System.Data.SqlClient.SqlException: 70 Primary Keys do not conform to naming convention (PK_<schemaName><tableName>):PK_ErrorLog_ErrorLogID, PK_Address_AddressID, PK_AddressType_AddressTypeID, PK_AWBuildVersion_SystemInformationID, PK_BillOfMaterials_BillOfMaterialsID, PK_Contact_ContactID, PK_ContactCreditCard_ContactID_CreditCardID, PK_ContactType_ContactTypeID, PK_CountryRegionCurrency_CountryRegionCode_CurrencyCode, PK_CountryRegion_CountryRegionCode, PK_CreditCard_CreditCardID, PK_Culture_CultureID, PK_Currency_CurrencyCode, PK_CurrencyRate_CurrencyRateID, PK_Customer_CustomerID, PK_CustomerAddress_CustomerID_AddressID, PK_DatabaseLog_DatabaseLogID, PK_Department_DepartmentID, PK_Document_DocumentID, PK_Employee_EmployeeID, PK_EmployeeAddress_EmployeeID_AddressID, PK_EmployeeDepartmentHistory_EmployeeID_StartDate_DepartmentID, PK_EmployeePayHistory_EmployeeID_RateChangeDate, PK_Illustration_IllustrationID, PK_Individual_CustomerID, PK_JobCandidate_JobCandidateID, PK_Location_LocationID, PK_Product_ProductID, PK_ProductCategory_ProductCategoryID, PK_ProductCostHistory_ProductID_StartDate, PK_ProductDescription_ProductDescriptionID, PK_ProductDocument_ProductID_DocumentID, PK_ProductInventory_ProductID_LocationID, PK_ProductListPriceHistory_ProductID_StartDate, PK_ProductModel_ProductModelID, PK_ProductModelIllustration_ProductModelID_IllustrationID, PK_ProductModelProductDescriptionCulture_ProductModelID_ProductDescriptionID_CultureID, PK_ProductPhoto_ProductPhotoID, PK_ProductProductPhoto_ProductID_ProductPhotoID, PK_ProductReview_ProductReviewID, PK_ProductSubcategory_ProductSubcategoryID, PK_ProductVendor_ProductID_VendorID, PK_PurchaseOrderDetail_PurchaseOrderID_PurchaseOrderDetailID, PK_PurchaseOrderHeader_PurchaseOrderID, PK_SalesOrderDetail_SalesOrderID_SalesOrderDetailID, PK_SalesOrderHeader_SalesOrderID, PK_SalesOrderHeaderSalesReason_SalesOrderID_SalesReasonID, PK_SalesPerson_SalesPersonID, PK_SalesPersonQuotaHistory_SalesPersonID_QuotaDate, PK_SalesReason_SalesReasonID, PK_SalesTaxRate_SalesTaxRateID, PK_SalesTerritory_Territor...

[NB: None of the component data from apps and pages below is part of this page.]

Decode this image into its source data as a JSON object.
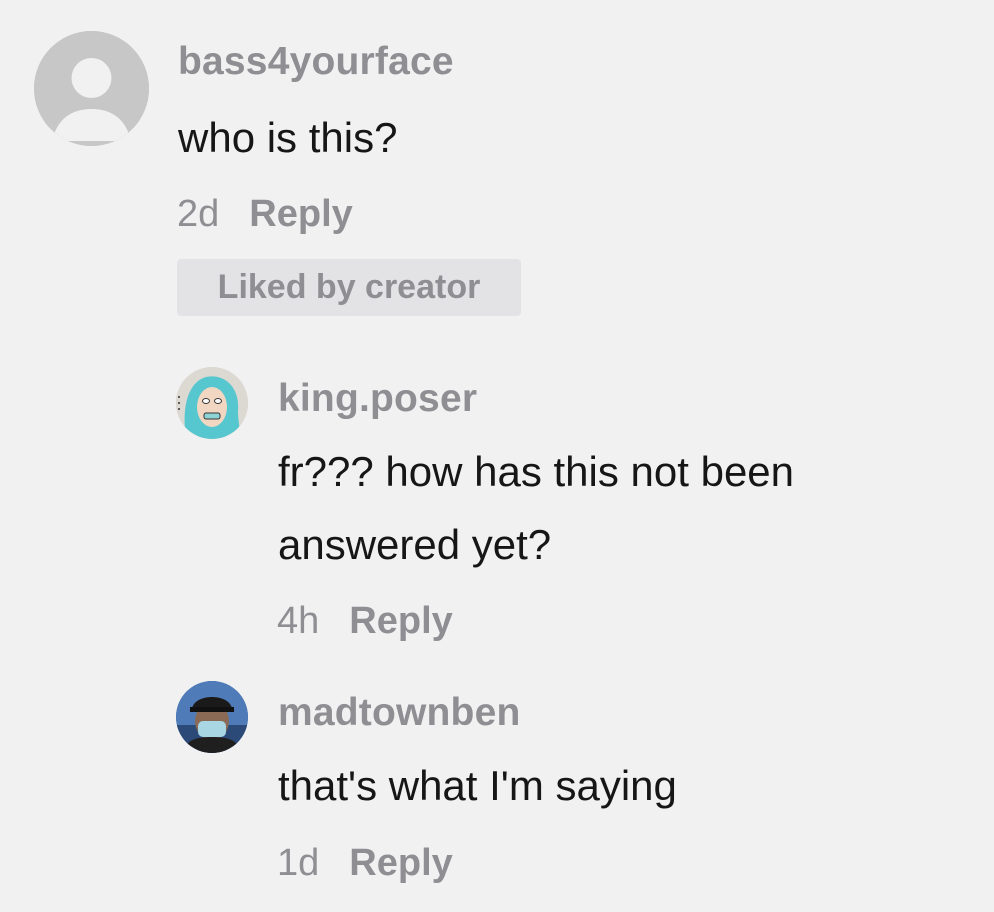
{
  "comments": [
    {
      "username": "bass4yourface",
      "text_lines": [
        "who is this?"
      ],
      "age": "2d",
      "reply_label": "Reply",
      "badge": "Liked by creator",
      "avatar_icon": "default-user-icon"
    }
  ],
  "replies": [
    {
      "username": "king.poser",
      "text_lines": [
        "fr??? how has this not been",
        "answered yet?"
      ],
      "age": "4h",
      "reply_label": "Reply",
      "avatar_icon": "cartoon-face-avatar"
    },
    {
      "username": "madtownben",
      "text_lines": [
        "that's what I'm saying"
      ],
      "age": "1d",
      "reply_label": "Reply",
      "avatar_icon": "photo-avatar"
    }
  ],
  "colors": {
    "background": "#f2f1f2",
    "username": "#8f8e92",
    "text": "#161616",
    "badge_bg": "#e3e2e4"
  }
}
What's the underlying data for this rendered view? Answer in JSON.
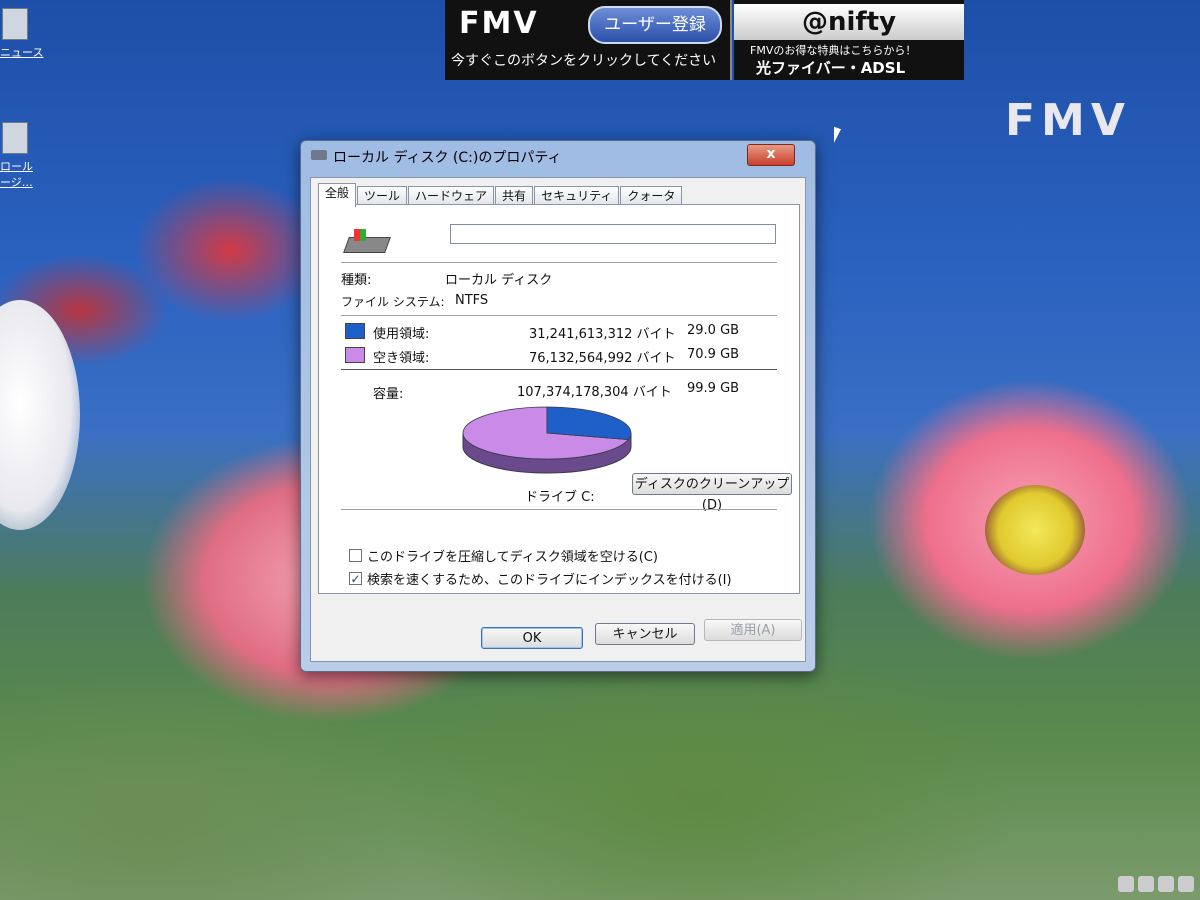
{
  "banner": {
    "logo": "FMV",
    "register": "ユーザー登録",
    "register_sub": "今すぐこのボタンをクリックしてください",
    "nifty": "@nifty",
    "nifty_line1": "FMVのお得な特典はこちらから！",
    "nifty_line2": "光ファイバー・ADSL"
  },
  "desktop": {
    "logo": "FMV",
    "icons": [
      "ニュース",
      "ロール",
      "ージ…"
    ]
  },
  "dialog": {
    "title": "ローカル ディスク (C:)のプロパティ",
    "close": "x",
    "tabs": [
      "全般",
      "ツール",
      "ハードウェア",
      "共有",
      "セキュリティ",
      "クォータ"
    ],
    "active_tab": 0,
    "name_value": "",
    "type_label": "種類:",
    "type_value": "ローカル ディスク",
    "fs_label": "ファイル システム:",
    "fs_value": "NTFS",
    "used_label": "使用領域:",
    "used_bytes": "31,241,613,312 バイト",
    "used_gb": "29.0 GB",
    "free_label": "空き領域:",
    "free_bytes": "76,132,564,992 バイト",
    "free_gb": "70.9 GB",
    "cap_label": "容量:",
    "cap_bytes": "107,374,178,304 バイト",
    "cap_gb": "99.9 GB",
    "drive_label": "ドライブ C:",
    "cleanup_button": "ディスクのクリーンアップ(D)",
    "compress_label": "このドライブを圧縮してディスク領域を空ける(C)",
    "compress_checked": false,
    "index_label": "検索を速くするため、このドライブにインデックスを付ける(I)",
    "index_checked": true,
    "ok": "OK",
    "cancel": "キャンセル",
    "apply": "適用(A)",
    "used_color": "#1f5fc8",
    "free_color": "#c98ae8",
    "used_fraction": 0.291
  }
}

I am currently including these tests inside a C# test project inside Visual Studio 2010. Visual Studio has a rather nice feature that allows you to link to artefacts in other projects and hence we can host our single test class containing all of these tests in one place and link to it from whichever test project we want (typically you will have a test project per database) thus following the DRY principle. Here I show the dialog that demonstrates adding a link to an existing test class:
And how it appears in the project. Note that NamingConventions.cs exists in both test projects but one is just a link to the other:
I’m not sure my colleagues are too happy about these new tests given that they’re now breaking the build more often but nonetheless I think they realise the value (I guess I’ll find out tomorrow when they read this!!!) All-in-all its working very well for us and I’m now a very happy bunny knowing that naming conventions are being enforced and will continue to be so with zero effort from here on in. I have made the test class that contains all of the tests that I detailed above available on my SkyDrive at http://cid-550f681dad532637.office.live.com/self.aspx/Public/BlogShare/20101005/MIControlTest.zip. If you want to use it you should simply be able to drop it into an existing C# database test project and away you go (change the tests to suit your naming conventions of course though).
Hope this helps. If it does please let me know, I’d really love some feedback on this.